With the limo budget shot down, I lowered my standards to a Lincoln Town Car. It was black and quite formal, appropriate to the lofty self-delusion that is my station in life. Unfortunately, status would soon give way to practicality. It always pays to have friends in low places. An art dealer with a proficiency in criminal behavior took me aside and advised that inexpensive low key is better than flashy high profile when one is on probation. Suddenly faced with a deluge of legal fees and no umbrella, I concurred. Salvation came from a little old lady in Pasadena. An ancient, camouflage creme Buick Park Avenue was pristine, cheap and mine. I accessorized the bumper with a "What Would Jesus Do?" decal and for balance added a D.A.R.E. sticker. Sacrificing style, I became invisible with leather interior.



I hired Minus on the spot. He spoke English and he wanted the job. In my rush to find someone after interviewing a parade of misfits, I forgot to ask if he could drive. There was a problem with peripheral vision which did not allow him to see details such as a semi-truck or a speeding moving van. The constant near misses gave me such a cardio-vascular workout that I no longer needed the gym. My right leg grew more muscular than the left from constantly pumping an imaginary break pedal. I was sweating so much that my dry cleaning bill tripled. I learned to accept my mortality. At the Home of the Rolled Taco he smashed into a concrete wall. At the Magic Gas Station he backed into the side of a neighbor's car. The dents and craters on the Buick began to multiply. If there was a pothole, Minus would find it. With mindless chatter devoted to Christina Aguilara and the frightening near misses, I found it best to close my eyes and feign sleep. After four months, proud Minus quit with indignation when he overheard a friend ask, "How's your houseboy?"

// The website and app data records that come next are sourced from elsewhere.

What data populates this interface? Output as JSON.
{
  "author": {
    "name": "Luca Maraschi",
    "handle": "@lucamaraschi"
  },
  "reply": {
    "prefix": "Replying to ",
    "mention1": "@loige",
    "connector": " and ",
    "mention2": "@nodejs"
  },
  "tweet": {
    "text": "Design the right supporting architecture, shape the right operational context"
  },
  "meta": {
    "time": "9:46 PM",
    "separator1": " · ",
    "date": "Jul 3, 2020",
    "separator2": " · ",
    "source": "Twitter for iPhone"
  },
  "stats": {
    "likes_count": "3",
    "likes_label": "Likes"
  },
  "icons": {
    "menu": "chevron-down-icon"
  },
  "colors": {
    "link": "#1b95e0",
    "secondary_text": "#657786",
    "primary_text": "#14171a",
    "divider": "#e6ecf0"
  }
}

It has become an ebb and flow of new faces. PeeWee, Driver Number Two, was shell-shocked from an earlier accident and preferred the slow lane. I thought I was trading up when I hired slacker Napoleon, who horrified my co-workers by stealing candy from the honor bar. Blunted behind the wheel, dreadlocked Haile Selassie preferred two lanes to one. Sweet Sue Lynn, a fresh arrival from the Midwest and a favorite of my friends, had to quit in order to follow her much discussed dream of becoming a pop star, music video director and Academy Award winning producer. Stinky delivered every detail of his recovery from alcohol in a very dull and repetitive monotone. When I stopped paying attention, he would flip the radio to the all Metallica station. We fought for control of the dial. Giggling PeeWee was rehired and kept on out of desperation. Blithely preferring his schedule to mine, PeeWee didn't have much to say which pleased me greatly but the heavily scented hand lotion turned my stomach. Now, any whiff of CK1 triggers a queasy flashback. Frustration peaked with his talent for wandering off; I'd find the car in the parking lot but it took a half an hour to find PeeWee. Not only an influence, these people dominate and control my life. I am as dependent upon them as a blind man is to the eyes of his dog.



They've beaten me. I can't take it anymore. I can't get out of bed. My rage against the machine has now decayed into utter and complete resignation and resentment. I don't think I can make it with two long and dreary months to go. Almost a drooling catatonic, I've had to hire Sportos Khan, Driver Number Thirteen, to write this column for me. Salvation may come from an unlikely place but I no longer have hope. What would Jeeves do?


GORDY GRUNDY is a Los Angeles based painter. Back issues of his column "Genuflect" can be found at His gallery website offers credit card payments, a toll free number, a 30 Day "Just Live With It" Guarantee and an E-Z Credit Fine Art Payment Plan. Free gift with purchase!